That would mean that every one in ten people you know would be a stoner. I’m sure you know hundreds of people and I’m also certain that in some cases the stereotype holds true. But for the most part, people who smoke marijuana are just regular folks like you and me.
It is becoming ever increasingly difficult to know whether someone smokes marijuana or not. Some of the most “proper” folk you know could have a hidden cannabis habit they don’t want to share with the world.
It’s quite simple really, “Fear of the stigma”. To be associated as a “stoner” for some people, specifically those who abide by the rules of the “system”, is considered wrong.
“What would people think of me?” “I might lose my job” and a wealth of other thoughts pop into your head the moment you go public with your weed consumption. These are legitimate fears that have been induced into your brain to make you stay away from pot.
However, as more people spark up, the idea of “Stoners = Losers” is no longer sustainable. Some of the greatest minds of history smoked marijuana including; Carl Saga, Allan Watts, William Shakespeare just to name a few.
Once the use of cannabis has been “normalized”, people might still attach a stereotype to the typical stoner. However, for the most part, people will just accept the behavior similarly to someone drinking a beer.
In the future, the negative stereotyping of a stoner will no longer exist. Hopefully, this comes sooner than later.
One day the “stoner” will no longer be demonized and his use would be once more tolerated in this already “drugged up” society.
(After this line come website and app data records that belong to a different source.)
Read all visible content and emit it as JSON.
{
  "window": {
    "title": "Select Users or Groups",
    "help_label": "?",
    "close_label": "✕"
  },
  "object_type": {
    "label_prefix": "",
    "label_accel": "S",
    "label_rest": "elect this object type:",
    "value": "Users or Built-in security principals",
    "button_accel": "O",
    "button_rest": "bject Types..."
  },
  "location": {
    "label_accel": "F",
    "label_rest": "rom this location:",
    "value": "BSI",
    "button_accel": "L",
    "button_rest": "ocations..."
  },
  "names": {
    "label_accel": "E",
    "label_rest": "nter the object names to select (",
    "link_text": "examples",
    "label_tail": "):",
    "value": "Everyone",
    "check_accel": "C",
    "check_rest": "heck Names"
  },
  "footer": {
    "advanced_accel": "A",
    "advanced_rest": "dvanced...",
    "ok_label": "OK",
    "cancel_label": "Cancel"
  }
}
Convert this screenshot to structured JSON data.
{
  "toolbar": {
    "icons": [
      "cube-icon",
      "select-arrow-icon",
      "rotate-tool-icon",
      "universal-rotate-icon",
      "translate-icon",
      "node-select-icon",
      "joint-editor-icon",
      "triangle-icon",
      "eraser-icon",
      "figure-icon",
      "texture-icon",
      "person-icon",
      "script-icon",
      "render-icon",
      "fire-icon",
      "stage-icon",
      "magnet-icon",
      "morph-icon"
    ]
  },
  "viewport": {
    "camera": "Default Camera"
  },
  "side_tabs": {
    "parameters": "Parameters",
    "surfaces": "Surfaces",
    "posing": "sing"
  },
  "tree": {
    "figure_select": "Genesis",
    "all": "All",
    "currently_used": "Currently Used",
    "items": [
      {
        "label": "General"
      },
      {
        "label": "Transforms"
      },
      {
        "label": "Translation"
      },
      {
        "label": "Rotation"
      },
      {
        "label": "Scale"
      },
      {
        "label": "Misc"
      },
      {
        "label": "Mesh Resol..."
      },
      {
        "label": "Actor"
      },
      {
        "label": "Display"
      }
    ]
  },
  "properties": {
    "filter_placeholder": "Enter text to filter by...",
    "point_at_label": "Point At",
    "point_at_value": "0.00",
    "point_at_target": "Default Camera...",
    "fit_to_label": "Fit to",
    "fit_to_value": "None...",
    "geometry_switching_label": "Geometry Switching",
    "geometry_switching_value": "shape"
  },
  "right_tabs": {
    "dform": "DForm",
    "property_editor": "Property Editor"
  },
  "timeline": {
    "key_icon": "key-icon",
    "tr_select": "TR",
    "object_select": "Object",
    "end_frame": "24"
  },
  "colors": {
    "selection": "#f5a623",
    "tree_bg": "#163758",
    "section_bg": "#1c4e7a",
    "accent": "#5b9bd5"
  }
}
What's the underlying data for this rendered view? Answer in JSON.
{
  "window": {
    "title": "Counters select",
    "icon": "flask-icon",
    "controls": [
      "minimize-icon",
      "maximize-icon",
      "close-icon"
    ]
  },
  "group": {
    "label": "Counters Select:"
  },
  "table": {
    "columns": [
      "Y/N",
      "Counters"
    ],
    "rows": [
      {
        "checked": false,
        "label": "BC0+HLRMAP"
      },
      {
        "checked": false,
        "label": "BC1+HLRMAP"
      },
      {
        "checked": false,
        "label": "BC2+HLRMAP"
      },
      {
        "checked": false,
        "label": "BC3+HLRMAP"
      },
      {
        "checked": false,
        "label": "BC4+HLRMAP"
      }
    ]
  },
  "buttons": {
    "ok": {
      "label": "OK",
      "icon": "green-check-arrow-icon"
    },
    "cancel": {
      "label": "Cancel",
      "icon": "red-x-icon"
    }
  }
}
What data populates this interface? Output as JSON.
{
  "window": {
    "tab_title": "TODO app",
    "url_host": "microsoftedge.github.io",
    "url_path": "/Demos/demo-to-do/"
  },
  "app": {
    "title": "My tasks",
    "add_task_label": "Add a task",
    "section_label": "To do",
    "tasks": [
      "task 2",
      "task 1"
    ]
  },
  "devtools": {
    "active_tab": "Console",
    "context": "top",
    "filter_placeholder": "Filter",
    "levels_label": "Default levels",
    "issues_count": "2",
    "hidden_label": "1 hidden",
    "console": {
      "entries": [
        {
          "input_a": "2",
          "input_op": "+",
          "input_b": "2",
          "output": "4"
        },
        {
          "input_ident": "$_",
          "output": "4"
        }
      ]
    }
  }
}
Why Stoner is a Money Word!
A year or two ago there was quite a lot of chatter about whether or not branding as a “stoner” is the right move. The argument was that “professionals do not want to be associated with the ‘stoner image’”. This is why many brands tried to steer clear of the “stoner image”. Some of the more ‘modern’ logos don’t have a cannabis leaf or anything related to cannabis on its brand appearance.
While this might sit well with demographics that don’t want to be seen as “stoners”, it leaves out the millions of people who do identify as stoners.
And why not?
Was it not stoners who took a negative stereotype and turned it iconic statement of the counter-culture? It was stoners who, irrespective of laws, continued to use cannabis and create an entire industry that thrived even when prohibition was at its worst. It was the stoner who wrote songs, made movies, invented cool slang terms, traditions and an entire culture around an obscure word.
Hell…stoners took the word from alcohol and made it cool.
Now, with the next wave of cannabis commerce about to be unleashed on the world, some of the new “savvy” marketers want to trash decades’ worth of culture to re-brand cannabis in a new light.
I think this would be a mistake. Of course, some people won’t identify with the “Stoner Culture”, but the Stoner is just that…culture.
It’s the one thing that every industry desires but few obtain. It’s creating a culture around the product and when it comes to cannabis…that culture already exists.
Perhaps, it’s time to update the “Stoner Culture” and bring it into the 21st Century. What does “Stoner” mean today? This is what modern brands should be looking for as opposed to distancing themselves from a rough past.
Perhaps the Stoner is no longer the “loser” as portrayed by the narrative of prohibition, but rather someone who even if the world is against them…will endure. Perhaps the stoner is no longer lazy but innovative. I mean, just look at the bongs we make.
The stoner is creative. The stoner is free-thinking. The stoner doesn’t bend to the rules, they find loopholes. The stoner is easy-going. The stoner doesn’t take offense. The stoner likes good food, good times and hanging out with friends. The stoner is a professional. The stoner is smart, like Carl Sagan and Terrence McKenna.
You see, as the new wave of recreational sales take off internationally, wouldn’t it make more sense to capitalize on a culture that has endured the test of time? That united people of all colors and creeds. That bridged the schism between classes, gender and politics.
Stoner isn’t dead…far from it, it’s going to come back and show the world that there’s a stoner living in every single one of us.